Your task. Could you reproduce every record below exactly as it stands?

====

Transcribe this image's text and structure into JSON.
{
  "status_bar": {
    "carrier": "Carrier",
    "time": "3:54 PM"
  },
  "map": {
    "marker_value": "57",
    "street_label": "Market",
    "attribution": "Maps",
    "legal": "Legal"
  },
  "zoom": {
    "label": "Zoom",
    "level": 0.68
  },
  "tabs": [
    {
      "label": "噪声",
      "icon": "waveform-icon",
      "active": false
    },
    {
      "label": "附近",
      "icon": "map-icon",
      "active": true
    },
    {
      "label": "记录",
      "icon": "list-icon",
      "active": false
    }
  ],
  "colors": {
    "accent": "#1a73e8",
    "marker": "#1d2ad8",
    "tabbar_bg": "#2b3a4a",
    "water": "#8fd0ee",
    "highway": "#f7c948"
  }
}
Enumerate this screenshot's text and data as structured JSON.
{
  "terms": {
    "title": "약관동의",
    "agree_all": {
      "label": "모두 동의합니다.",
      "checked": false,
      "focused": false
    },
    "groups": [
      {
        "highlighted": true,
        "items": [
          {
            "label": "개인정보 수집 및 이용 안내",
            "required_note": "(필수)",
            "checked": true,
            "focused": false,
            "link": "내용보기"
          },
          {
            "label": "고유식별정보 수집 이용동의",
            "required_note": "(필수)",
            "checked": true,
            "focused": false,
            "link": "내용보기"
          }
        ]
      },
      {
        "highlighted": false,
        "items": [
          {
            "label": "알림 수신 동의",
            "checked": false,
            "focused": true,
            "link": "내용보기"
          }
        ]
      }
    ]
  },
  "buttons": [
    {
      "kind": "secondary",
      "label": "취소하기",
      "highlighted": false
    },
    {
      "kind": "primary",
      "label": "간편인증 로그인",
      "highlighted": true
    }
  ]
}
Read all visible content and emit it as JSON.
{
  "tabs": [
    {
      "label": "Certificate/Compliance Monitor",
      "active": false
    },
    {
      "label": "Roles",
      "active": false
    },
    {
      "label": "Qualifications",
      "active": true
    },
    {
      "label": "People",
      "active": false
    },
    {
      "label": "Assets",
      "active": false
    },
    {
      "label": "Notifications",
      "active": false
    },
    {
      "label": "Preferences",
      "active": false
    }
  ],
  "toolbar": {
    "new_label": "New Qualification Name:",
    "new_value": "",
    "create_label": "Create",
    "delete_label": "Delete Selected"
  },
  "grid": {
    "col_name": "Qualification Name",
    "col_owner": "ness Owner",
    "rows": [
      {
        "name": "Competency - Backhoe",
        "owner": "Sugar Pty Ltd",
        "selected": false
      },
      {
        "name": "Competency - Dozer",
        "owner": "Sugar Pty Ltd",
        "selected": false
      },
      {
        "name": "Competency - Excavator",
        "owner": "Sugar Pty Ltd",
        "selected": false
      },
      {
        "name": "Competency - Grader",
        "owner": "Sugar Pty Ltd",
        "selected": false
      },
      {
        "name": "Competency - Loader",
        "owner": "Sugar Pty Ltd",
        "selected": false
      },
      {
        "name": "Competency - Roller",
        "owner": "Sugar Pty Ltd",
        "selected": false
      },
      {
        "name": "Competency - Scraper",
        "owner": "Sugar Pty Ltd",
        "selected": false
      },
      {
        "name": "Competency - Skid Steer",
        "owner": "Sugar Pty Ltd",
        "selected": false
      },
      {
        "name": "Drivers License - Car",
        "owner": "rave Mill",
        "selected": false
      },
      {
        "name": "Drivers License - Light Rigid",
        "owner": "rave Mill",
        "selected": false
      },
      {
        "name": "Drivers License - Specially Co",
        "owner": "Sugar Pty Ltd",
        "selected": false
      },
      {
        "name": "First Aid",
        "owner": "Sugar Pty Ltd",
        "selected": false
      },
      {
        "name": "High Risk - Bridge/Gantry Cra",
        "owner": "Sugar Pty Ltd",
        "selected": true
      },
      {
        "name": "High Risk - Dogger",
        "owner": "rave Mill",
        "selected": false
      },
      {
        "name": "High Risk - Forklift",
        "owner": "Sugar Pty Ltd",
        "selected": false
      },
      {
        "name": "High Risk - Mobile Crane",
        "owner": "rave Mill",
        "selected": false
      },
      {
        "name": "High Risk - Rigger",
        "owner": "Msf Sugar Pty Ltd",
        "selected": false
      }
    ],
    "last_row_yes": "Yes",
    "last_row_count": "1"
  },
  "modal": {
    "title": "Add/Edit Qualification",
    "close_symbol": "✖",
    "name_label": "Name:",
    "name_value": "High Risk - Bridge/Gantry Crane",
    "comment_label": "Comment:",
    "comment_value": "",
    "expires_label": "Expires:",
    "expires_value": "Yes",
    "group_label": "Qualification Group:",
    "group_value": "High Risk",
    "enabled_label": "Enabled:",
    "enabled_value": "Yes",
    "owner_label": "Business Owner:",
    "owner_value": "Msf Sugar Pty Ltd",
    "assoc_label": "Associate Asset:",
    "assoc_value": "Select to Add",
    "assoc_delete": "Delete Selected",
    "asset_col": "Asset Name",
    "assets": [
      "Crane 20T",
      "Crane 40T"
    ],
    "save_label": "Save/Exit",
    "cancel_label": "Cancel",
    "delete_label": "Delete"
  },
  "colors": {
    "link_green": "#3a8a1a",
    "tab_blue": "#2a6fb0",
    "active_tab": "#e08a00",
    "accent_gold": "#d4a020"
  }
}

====

Finished exercise.
Transcribe this image's text and structure into JSON.
{
  "status_bar": {
    "carrier": "Carrier",
    "time": "3:54 PM"
  },
  "map": {
    "marker_value": "57",
    "street_label": "Market",
    "attribution": "Maps",
    "legal": "Legal"
  },
  "zoom": {
    "label": "Zoom",
    "level": 0.68
  },
  "tabs": [
    {
      "label": "噪声",
      "icon": "waveform-icon",
      "active": false
    },
    {
      "label": "附近",
      "icon": "map-icon",
      "active": true
    },
    {
      "label": "记录",
      "icon": "list-icon",
      "active": false
    }
  ],
  "colors": {
    "accent": "#1a73e8",
    "marker": "#1d2ad8",
    "tabbar_bg": "#2b3a4a",
    "water": "#8fd0ee",
    "highway": "#f7c948"
  }
}
Enumerate this screenshot's text and data as structured JSON.
{
  "terms": {
    "title": "약관동의",
    "agree_all": {
      "label": "모두 동의합니다.",
      "checked": false,
      "focused": false
    },
    "groups": [
      {
        "highlighted": true,
        "items": [
          {
            "label": "개인정보 수집 및 이용 안내",
            "required_note": "(필수)",
            "checked": true,
            "focused": false,
            "link": "내용보기"
          },
          {
            "label": "고유식별정보 수집 이용동의",
            "required_note": "(필수)",
            "checked": true,
            "focused": false,
            "link": "내용보기"
          }
        ]
      },
      {
        "highlighted": false,
        "items": [
          {
            "label": "알림 수신 동의",
            "checked": false,
            "focused": true,
            "link": "내용보기"
          }
        ]
      }
    ]
  },
  "buttons": [
    {
      "kind": "secondary",
      "label": "취소하기",
      "highlighted": false
    },
    {
      "kind": "primary",
      "label": "간편인증 로그인",
      "highlighted": true
    }
  ]
}
Read all visible content and emit it as JSON.
{
  "tabs": [
    {
      "label": "Certificate/Compliance Monitor",
      "active": false
    },
    {
      "label": "Roles",
      "active": false
    },
    {
      "label": "Qualifications",
      "active": true
    },
    {
      "label": "People",
      "active": false
    },
    {
      "label": "Assets",
      "active": false
    },
    {
      "label": "Notifications",
      "active": false
    },
    {
      "label": "Preferences",
      "active": false
    }
  ],
  "toolbar": {
    "new_label": "New Qualification Name:",
    "new_value": "",
    "create_label": "Create",
    "delete_label": "Delete Selected"
  },
  "grid": {
    "col_name": "Qualification Name",
    "col_owner": "ness Owner",
    "rows": [
      {
        "name": "Competency - Backhoe",
        "owner": "Sugar Pty Ltd",
        "selected": false
      },
      {
        "name": "Competency - Dozer",
        "owner": "Sugar Pty Ltd",
        "selected": false
      },
      {
        "name": "Competency - Excavator",
        "owner": "Sugar Pty Ltd",
        "selected": false
      },
      {
        "name": "Competency - Grader",
        "owner": "Sugar Pty Ltd",
        "selected": false
      },
      {
        "name": "Competency - Loader",
        "owner": "Sugar Pty Ltd",
        "selected": false
      },
      {
        "name": "Competency - Roller",
        "owner": "Sugar Pty Ltd",
        "selected": false
      },
      {
        "name": "Competency - Scraper",
        "owner": "Sugar Pty Ltd",
        "selected": false
      },
      {
        "name": "Competency - Skid Steer",
        "owner": "Sugar Pty Ltd",
        "selected": false
      },
      {
        "name": "Drivers License - Car",
        "owner": "rave Mill",
        "selected": false
      },
      {
        "name": "Drivers License - Light Rigid",
        "owner": "rave Mill",
        "selected": false
      },
      {
        "name": "Drivers License - Specially Co",
        "owner": "Sugar Pty Ltd",
        "selected": false
      },
      {
        "name": "First Aid",
        "owner": "Sugar Pty Ltd",
        "selected": false
      },
      {
        "name": "High Risk - Bridge/Gantry Cra",
        "owner": "Sugar Pty Ltd",
        "selected": true
      },
      {
        "name": "High Risk - Dogger",
        "owner": "rave Mill",
        "selected": false
      },
      {
        "name": "High Risk - Forklift",
        "owner": "Sugar Pty Ltd",
        "selected": false
      },
      {
        "name": "High Risk - Mobile Crane",
        "owner": "rave Mill",
        "selected": false
      },
      {
        "name": "High Risk - Rigger",
        "owner": "Msf Sugar Pty Ltd",
        "selected": false
      }
    ],
    "last_row_yes": "Yes",
    "last_row_count": "1"
  },
  "modal": {
    "title": "Add/Edit Qualification",
    "close_symbol": "✖",
    "name_label": "Name:",
    "name_value": "High Risk - Bridge/Gantry Crane",
    "comment_label": "Comment:",
    "comment_value": "",
    "expires_label": "Expires:",
    "expires_value": "Yes",
    "group_label": "Qualification Group:",
    "group_value": "High Risk",
    "enabled_label": "Enabled:",
    "enabled_value": "Yes",
    "owner_label": "Business Owner:",
    "owner_value": "Msf Sugar Pty Ltd",
    "assoc_label": "Associate Asset:",
    "assoc_value": "Select to Add",
    "assoc_delete": "Delete Selected",
    "asset_col": "Asset Name",
    "assets": [
      "Crane 20T",
      "Crane 40T"
    ],
    "save_label": "Save/Exit",
    "cancel_label": "Cancel",
    "delete_label": "Delete"
  },
  "colors": {
    "link_green": "#3a8a1a",
    "tab_blue": "#2a6fb0",
    "active_tab": "#e08a00",
    "accent_gold": "#d4a020"
  }
}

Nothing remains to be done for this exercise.